Behavior problems in dogs are very common; it would be unusual to find even one dog that doesn’t do something that annoys its owner. However, dog owners learn to live with minor annoyances — it’s just part of living with a dog. But some behavior problems can be more than dog owners are willing to live with, and in these instances, stopping the behavior could mean the difference between keeping the dog as a member of the family, or not. Identifying why a dog does what it does is a vital part of stopping or controlling a behavior problem. For example, most canine behavior experts understand that dogs jump up on people to greet them face-to-face. If you watch a puppy or young dog greet an older dog, the puppy will come up under the older dog’s face and lick the older dog’s muzzle. Puppies and young dogs, when given the chance, will do the same thing to people. When dogs are taught to sit and hold that position before they are petted, they can no longer jump up. When they learn they get petted while sitting, they no longer have the need to jump up and that behavior problem is eliminated.
It can be difficult to identify the cause of all behavior problems, however, because not all are associated with normal canine behaviors. Many behavioral experts feel that about 20 percent of problem behaviors may be caused by a physical problem. For example, most people know that epilepsy can cause seizures, but not all seizures are convulsions. A seizure may show up as twitching, or a blank look in the eyes or a frozen appearance. These signs may look like the dog is ignoring you or taking an aggressive posture. Epilepsy can also cause changes in the dog’s emotions, showing up as fearfulness or aggression, sometimes even uncontrollable rage.
There are some other physical problems that can cause behavior problems:
- A loss of vision (especially a sudden loss) can cause either fearful or aggressive behavior.
- A hearing loss can cause startle reflexes, sometimes aggressively.
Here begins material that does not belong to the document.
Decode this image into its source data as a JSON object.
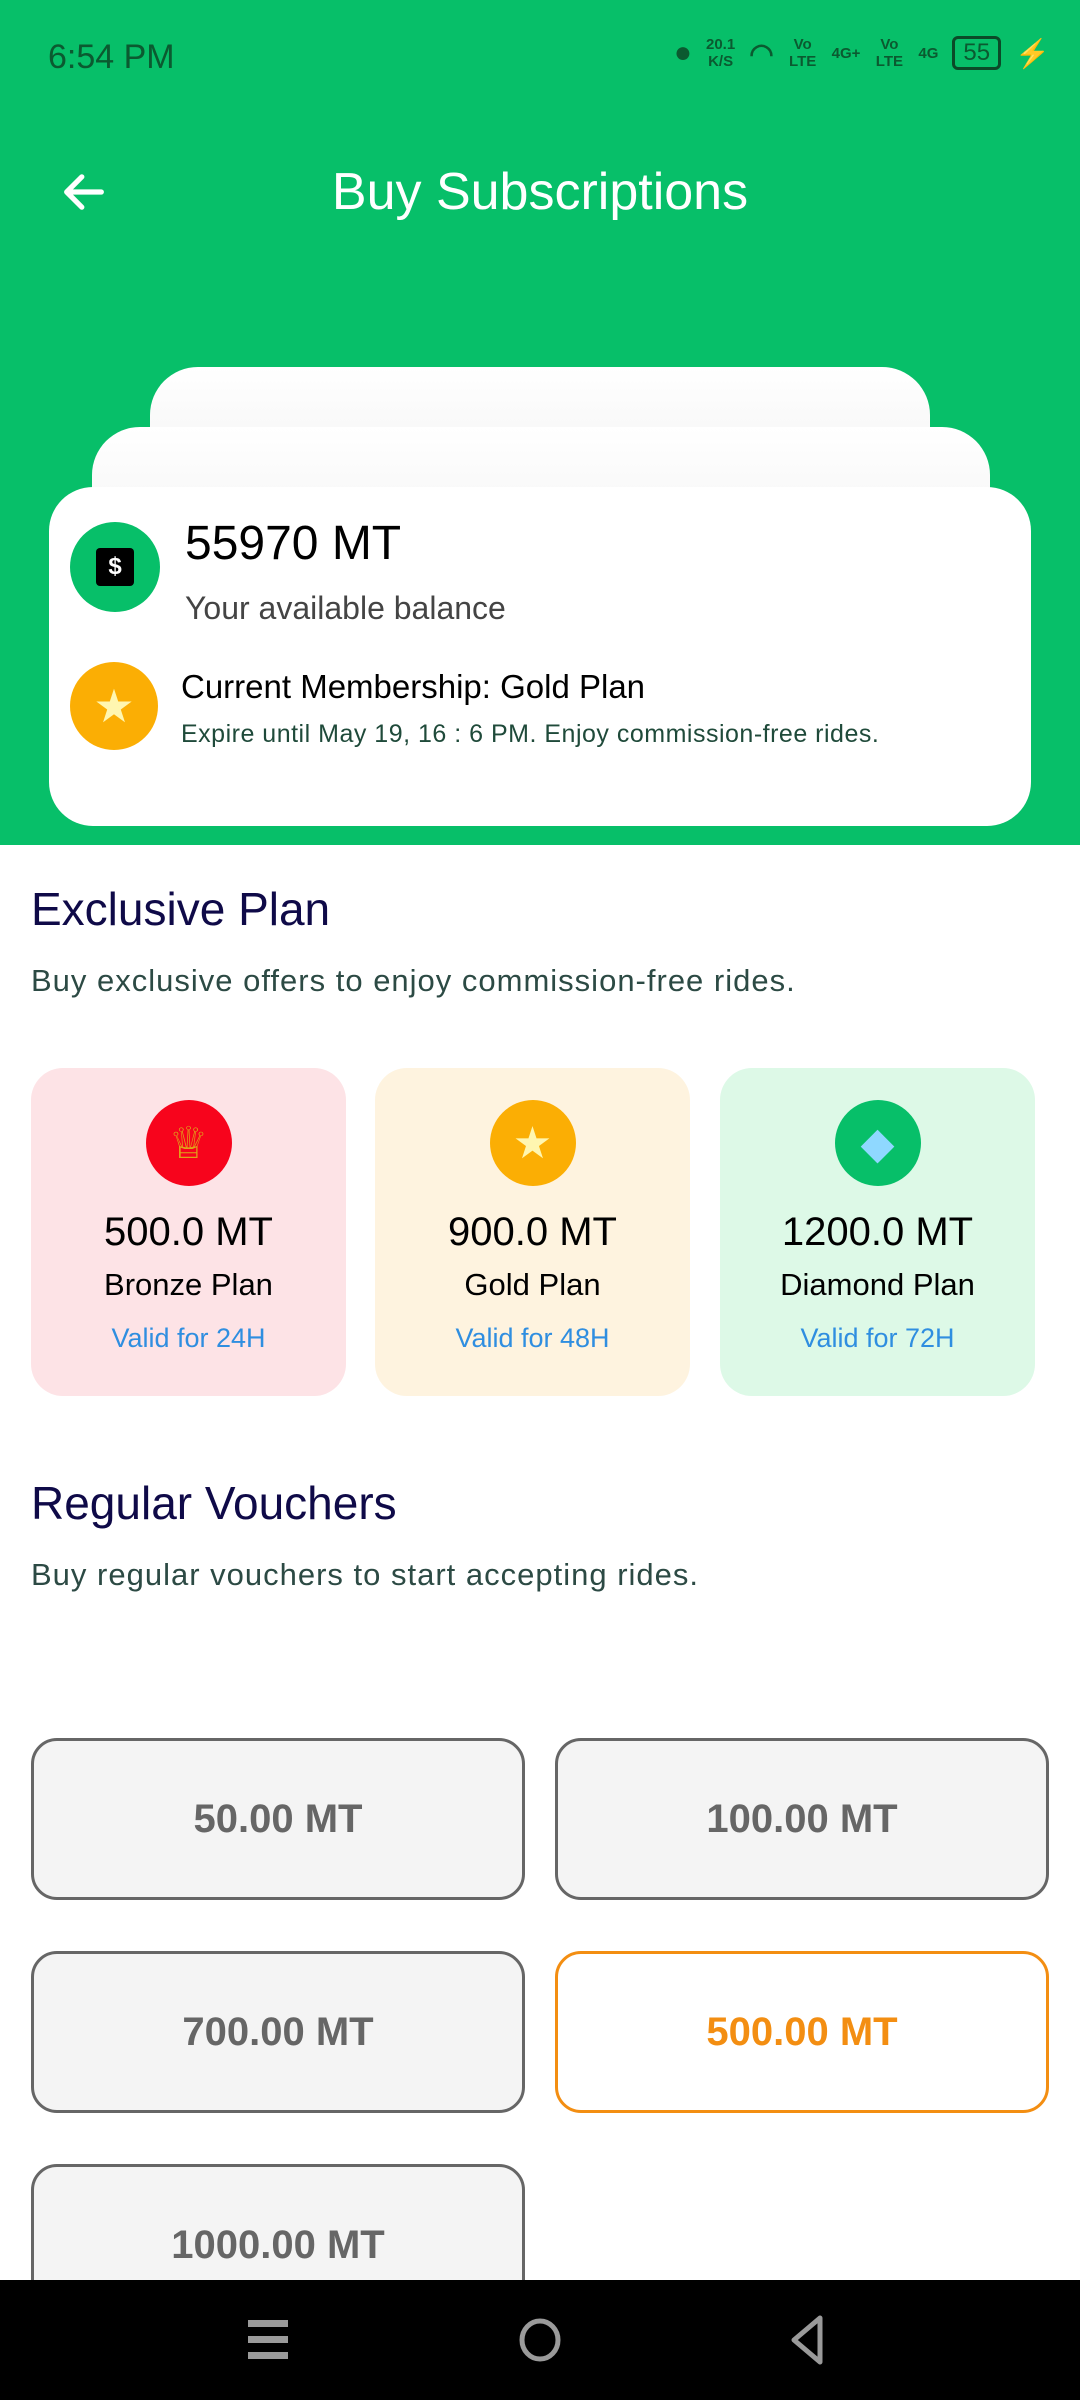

- Arthritis can cause pain, leading to frustration and aggression.
- A brain tumor or other problems in the brain can lead to severe behavioral changes.
- A bladder or urinary tract infection can lead to a loss of housetraining skills.
When behavioral changes occur, especially when they happen without any obvious cause, dog owners should consult with their veterinarian first, before talking to their dog trainer or behaviorist. When talking to the vet, be very specific about the dog’s behavior. Mention anything you see, no matter how tiny it seems. Sometimes all those little things you noticed, when put together, make a much clearer picture of what is going on with the dog. Once the health problem is identified, the veterinarian can provide guidance as to what happens next. Depending upon the problem, your vet may recommend medical treatment only; or may recommend medical treatment first, followed by assistance from your trainer or behaviorist. You may want to put your veterinarian and trainer or behaviorist in touch with one another to discuss the dog, so that they can both agree on what should be done.
By Liz Palika from The Dog Daily